Sage Stretch, '24
In the wake of an extraordinary COVID year, the discussions of what to preserve from last year have included whether to abolish the dress code. The middle school has already decided to discard its dress code, yet the lower and upper schools have preserved theirs. The dress code, like the honor code, is an NCS tradition that should not just be cast aside without thought and consideration. The dress code sets standards that benefit the students, and it creates cohesion across the close.
The NCS student experience is shaped by meaningful traditions. A minimum standard of dress is something that generations of NCS women have shared. In NCS’s history, first the uniform, and now the dress code has meaningfully contributed to the school’s culture and character.

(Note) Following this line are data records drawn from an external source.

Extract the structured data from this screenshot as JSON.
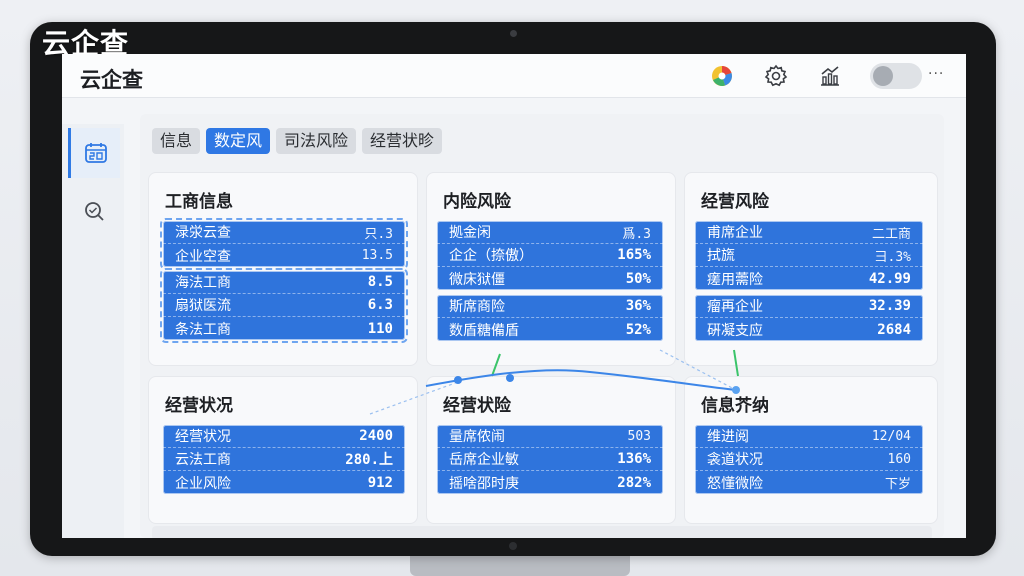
{
  "overlay": {
    "brand": "云企查"
  },
  "topbar": {
    "title": "云企查",
    "more": "···"
  },
  "tabs": [
    {
      "label": "信息"
    },
    {
      "label": "数定风"
    },
    {
      "label": "司法风险"
    },
    {
      "label": "经营状昣"
    }
  ],
  "cards": [
    {
      "title": "工商信息",
      "blocks": [
        {
          "rows": [
            {
              "label": "渌泶云查",
              "value": "只.3"
            },
            {
              "label": "企业空查",
              "value": "13.5"
            }
          ]
        },
        {
          "rows": [
            {
              "label": "海法工商",
              "value": "8.5"
            },
            {
              "label": "扇狱医流",
              "value": "6.3"
            },
            {
              "label": "条法工商",
              "value": "110"
            }
          ]
        }
      ]
    },
    {
      "title": "内险风险",
      "blocks": [
        {
          "rows": [
            {
              "label": "拠金闲",
              "value": "爲.3"
            },
            {
              "label": "企企（捺傲）",
              "value": "165%"
            },
            {
              "label": "微床狱僵",
              "value": "50%"
            }
          ]
        },
        {
          "rows": [
            {
              "label": "斯席商险",
              "value": "36%"
            },
            {
              "label": "数盾糖備盾",
              "value": "52%"
            }
          ]
        }
      ]
    },
    {
      "title": "经营风险",
      "blocks": [
        {
          "rows": [
            {
              "label": "甫席企业",
              "value": "二工商"
            },
            {
              "label": "拭旒",
              "value": "彐.3%"
            },
            {
              "label": "瘥用薷险",
              "value": "42.99"
            }
          ]
        },
        {
          "rows": [
            {
              "label": "瘤再企业",
              "value": "32.39"
            },
            {
              "label": "硏凝支应",
              "value": "2684"
            }
          ]
        }
      ]
    },
    {
      "title": "经营状况",
      "blocks": [
        {
          "rows": [
            {
              "label": "经营状况",
              "value": "2400"
            },
            {
              "label": "云法工商",
              "value": "280.上"
            },
            {
              "label": "企业风险",
              "value": "912"
            }
          ]
        }
      ]
    },
    {
      "title": "经营状险",
      "blocks": [
        {
          "rows": [
            {
              "label": "量席侬闹",
              "value": "503"
            },
            {
              "label": "岳席企业敏",
              "value": "136%"
            },
            {
              "label": "摇啥邵时庚",
              "value": "282%"
            }
          ]
        }
      ]
    },
    {
      "title": "信息芥纳",
      "blocks": [
        {
          "rows": [
            {
              "label": "维进阅",
              "value": "12/04"
            },
            {
              "label": "衾道状况",
              "value": "160"
            },
            {
              "label": "怒懂微险",
              "value": "下岁"
            }
          ]
        }
      ]
    }
  ],
  "colors": {
    "accent": "#2f78e4",
    "block": "#2f74dc",
    "connector": "#3c86e8",
    "connector_green": "#3bc46a"
  },
  "icons": [
    "color-wheel-icon",
    "gear-icon",
    "analytics-icon",
    "avatar-icon",
    "calendar-icon",
    "search-icon"
  ]
}
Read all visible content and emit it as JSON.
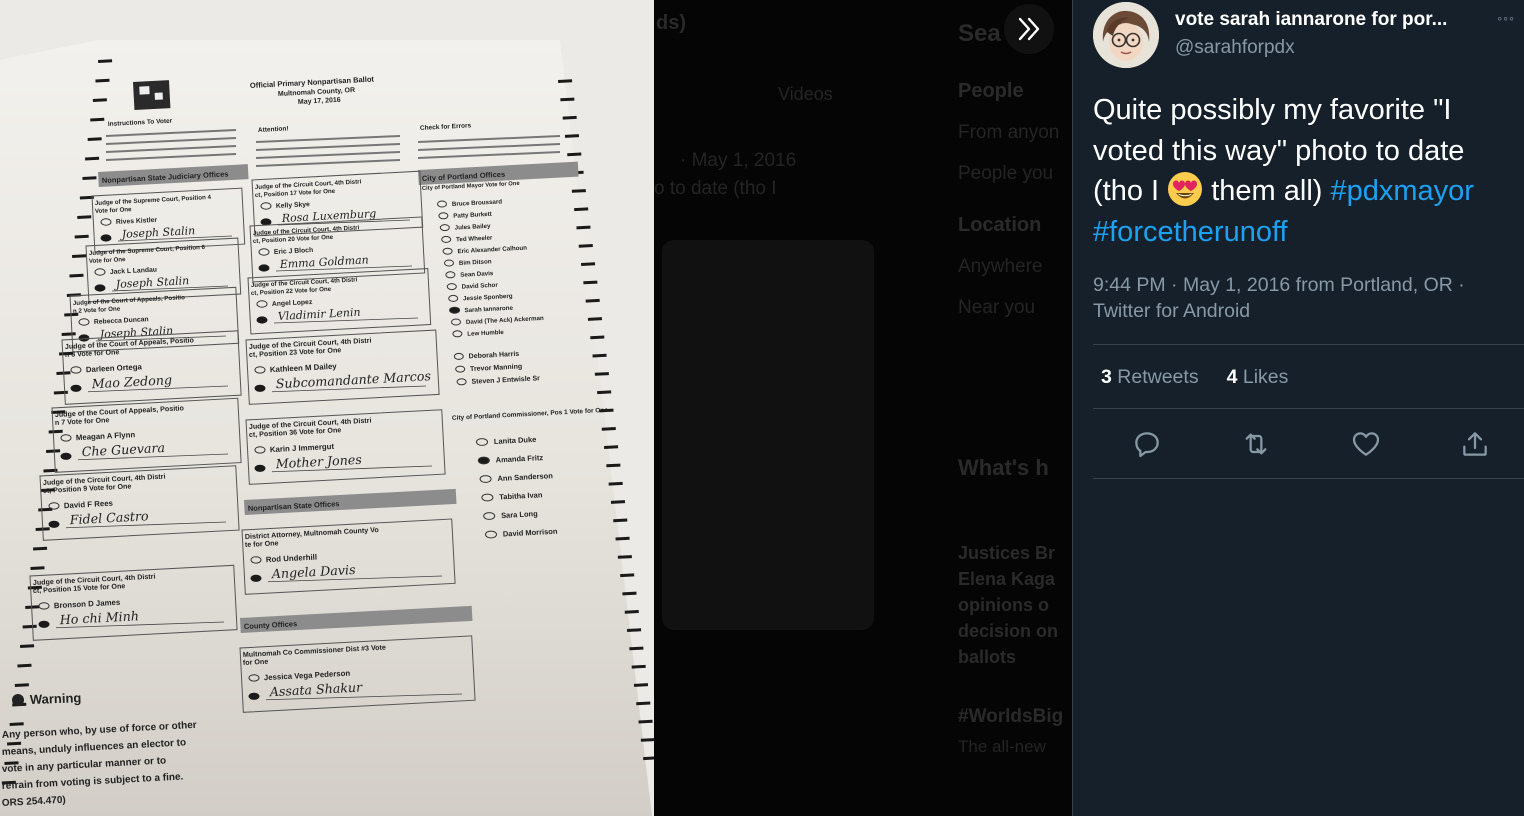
{
  "tweet": {
    "author_name": "vote sarah iannarone for por...",
    "author_handle": "@sarahforpdx",
    "more_label": "◦◦◦",
    "text_before_emoji": "Quite possibly my favorite \"I voted this way\" photo  to date (tho I ",
    "text_after_emoji": " them all) ",
    "hashtag_1": "#pdxmayor",
    "hashtag_2": "#forcetherunoff",
    "emoji": "heart-eyes-emoji",
    "timestamp": "9:44 PM · May 1, 2016 from Portland, OR · Twitter for Android",
    "retweets_count": "3",
    "retweets_label": "Retweets",
    "likes_count": "4",
    "likes_label": "Likes",
    "icons": {
      "reply": "reply-icon",
      "retweet": "retweet-icon",
      "like": "heart-icon",
      "share": "share-icon",
      "expand": "chevrons-right-icon"
    }
  },
  "background": {
    "search_title": "Sea",
    "tabs_fragment": "ds)",
    "videos_tab": "Videos",
    "people_label": "People",
    "from_anyone": "From anyon",
    "people_you": "People you",
    "location_label": "Location",
    "anywhere": "Anywhere",
    "near_you": "Near you",
    "blurred_date": "· May 1, 2016",
    "blurred_text": "o  to date (tho I",
    "whats_happening": "What's h",
    "trend_1": "Justices Br",
    "trend_2": "Elena Kaga",
    "trend_3": "opinions o",
    "trend_4": "decision on",
    "trend_5": "ballots",
    "trend_tag": "#WorldsBig",
    "trend_sub": "The all-new"
  },
  "ballot": {
    "title_line_1": "Official Primary Nonpartisan Ballot",
    "title_line_2": "Multnomah County, OR",
    "title_line_3": "May 17, 2016",
    "instructions": "Instructions To Voter",
    "attention": "Attention!",
    "check_errors": "Check for Errors",
    "judiciary_header": "Nonpartisan State Judiciary Offices",
    "portland_header": "City of Portland Offices",
    "state_offices_header": "Nonpartisan State Offices",
    "county_offices_header": "County Offices",
    "mayor_race": "City of Portland Mayor Vote for One",
    "commissioner_race": "City of Portland Commissioner, Pos 1 Vote for One",
    "mayor_candidates": [
      "Bruce Broussard",
      "Patty Burkett",
      "Jules Bailey",
      "Ted Wheeler",
      "Eric Alexander Calhoun",
      "Bim Ditson",
      "Sean Davis",
      "David Schor",
      "Jessie Sponberg",
      "Sarah Iannarone",
      "David (The Ack) Ackerman",
      "Lew Humble",
      "Deborah Harris",
      "Trevor Manning",
      "Steven J Entwisle Sr"
    ],
    "commissioner_candidates": [
      "Lanita Duke",
      "Amanda Fritz",
      "Ann Sanderson",
      "Tabitha Ivan",
      "Sara Long",
      "David Morrison"
    ],
    "left_races": [
      {
        "race": "Judge of the Supreme Court, Position 4 Vote for One",
        "candidate": "Rives Kistler",
        "write_in": "Joseph Stalin"
      },
      {
        "race": "Judge of the Supreme Court, Position 6 Vote for One",
        "candidate": "Jack L Landau",
        "write_in": "Joseph Stalin"
      },
      {
        "race": "Judge of the Court of Appeals, Position 2 Vote for One",
        "candidate": "Rebecca Duncan",
        "write_in": "Joseph Stalin"
      },
      {
        "race": "Judge of the Court of Appeals, Position 3 Vote for One",
        "candidate": "Darleen Ortega",
        "write_in": "Mao Zedong"
      },
      {
        "race": "Judge of the Court of Appeals, Position 7 Vote for One",
        "candidate": "Meagan A Flynn",
        "write_in": "Che Guevara"
      },
      {
        "race": "Judge of the Circuit Court, 4th District, Position 9 Vote for One",
        "candidate": "David F Rees",
        "write_in": "Fidel Castro"
      },
      {
        "race": "Judge of the Circuit Court, 4th District, Position 15 Vote for One",
        "candidate": "Bronson D James",
        "write_in": "Ho chi Minh"
      }
    ],
    "middle_races": [
      {
        "race": "Judge of the Circuit Court, 4th District, Position 17 Vote for One",
        "candidate": "Kelly Skye",
        "write_in": "Rosa Luxemburg"
      },
      {
        "race": "Judge of the Circuit Court, 4th District, Position 20 Vote for One",
        "candidate": "Eric J Bloch",
        "write_in": "Emma Goldman"
      },
      {
        "race": "Judge of the Circuit Court, 4th District, Position 22 Vote for One",
        "candidate": "Angel Lopez",
        "write_in": "Vladimir Lenin"
      },
      {
        "race": "Judge of the Circuit Court, 4th District, Position 23 Vote for One",
        "candidate": "Kathleen M Dailey",
        "write_in": "Subcomandante Marcos"
      },
      {
        "race": "Judge of the Circuit Court, 4th District, Position 36 Vote for One",
        "candidate": "Karin J Immergut",
        "write_in": "Mother Jones"
      },
      {
        "race": "District Attorney, Multnomah County Vote for One",
        "candidate": "Rod Underhill",
        "write_in": "Angela Davis"
      },
      {
        "race": "Multnomah Co Commissioner Dist #3 Vote for One",
        "candidate": "Jessica Vega Pederson",
        "write_in": "Assata Shakur"
      }
    ],
    "warning_title": "Warning",
    "warning_text": [
      "Any person who, by use of force or other",
      "means, unduly influences an elector to",
      "vote in any particular manner or to",
      "refrain from voting is subject to a fine.",
      "ORS 254.470)"
    ]
  }
}
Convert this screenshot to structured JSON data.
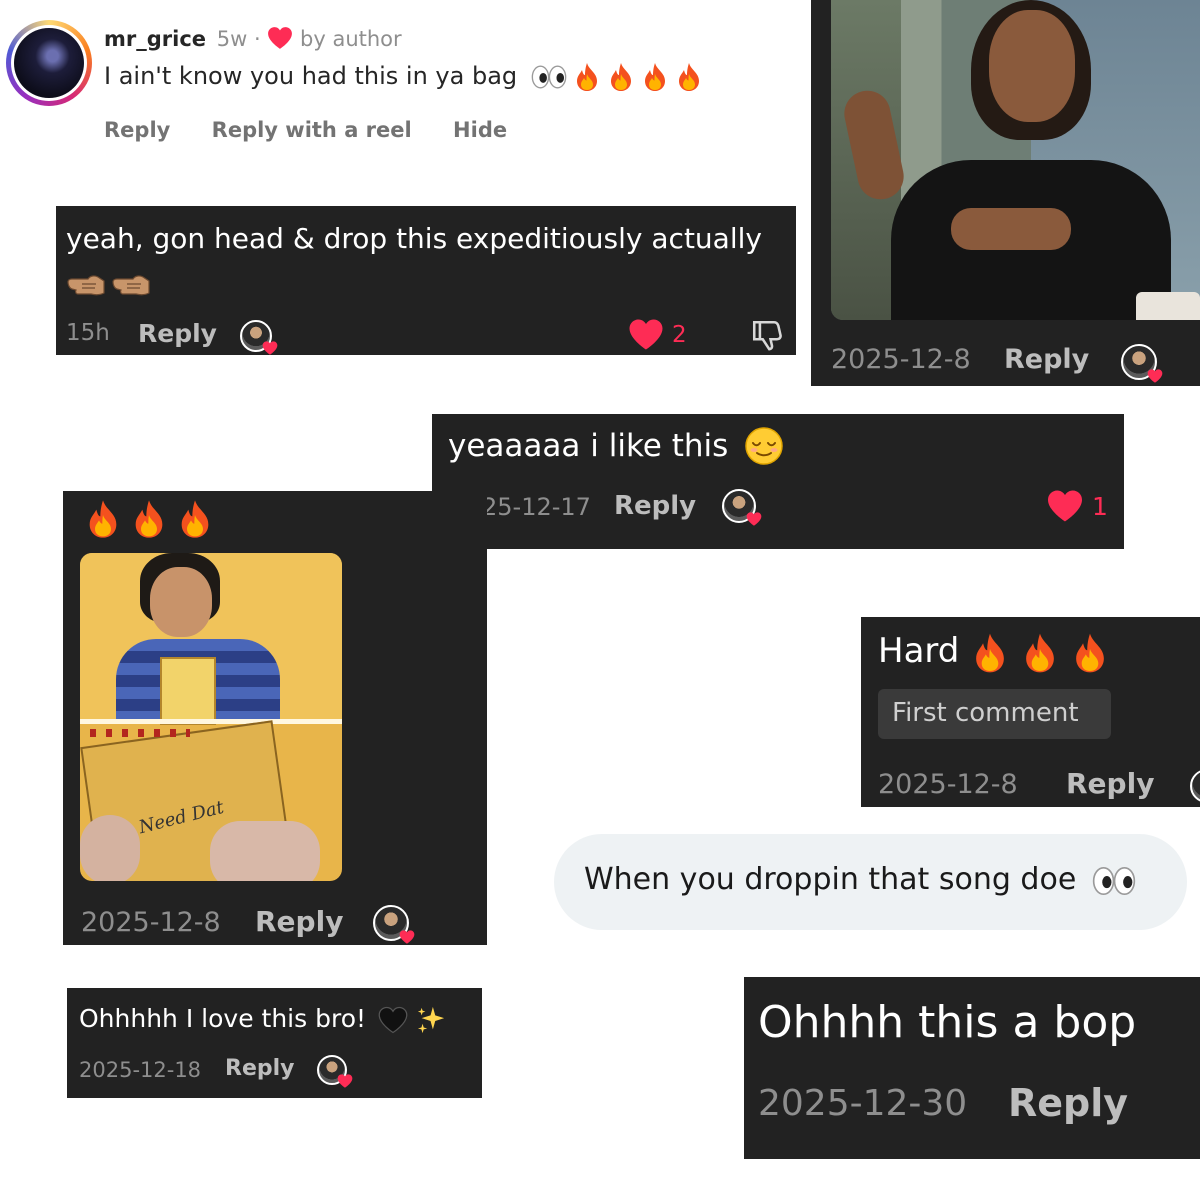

A hallmark of NCS is that it teaches young women the value of high standards, so that when they graduate, they are well prepared for their future. The students benefit from the environment that the dress code creates. They learn how to be presentable, and they work in a setting where they are required to be professional and appropriate.There is some truth to the saying “Dress well, test well." Changing out of pajamas and into proper school attire then into athletic wear marks a necessary distinction between our personal activities, our academic activities, and our athletic activities.
Removing the dress code would create a significant and irremediable division between St. Albans and NCS. Although there are major differences across The Close, the two schools share guiding principles, school values, and similarities in student life. Taking an elective where one half of the class is wearing sweatpants, and the other is wearing a suit and tie, would be detrimental to the connection and cohesion of the two schools.
Comfort in school is an understandable goal, but comfort and standards are not mutually exclusive. There are many ways to tackle the challenge of presentable clothing at school, including more frequent free dress days, increased second-hand buying/selling within NCS, or even a relatively unrestricted uniform. This issue is not about whether we can or cannot learn and succeed in sweatpants, it is about what defines NCS. Our environment and student life sets NCS apart from its peers, and those differences would be greatly degraded if we were to throw out the dress code. The temptation of comfortable or athletic clothes is strong, but submitting to it would not compensate for the loss of NCS tradition, culture, and unity.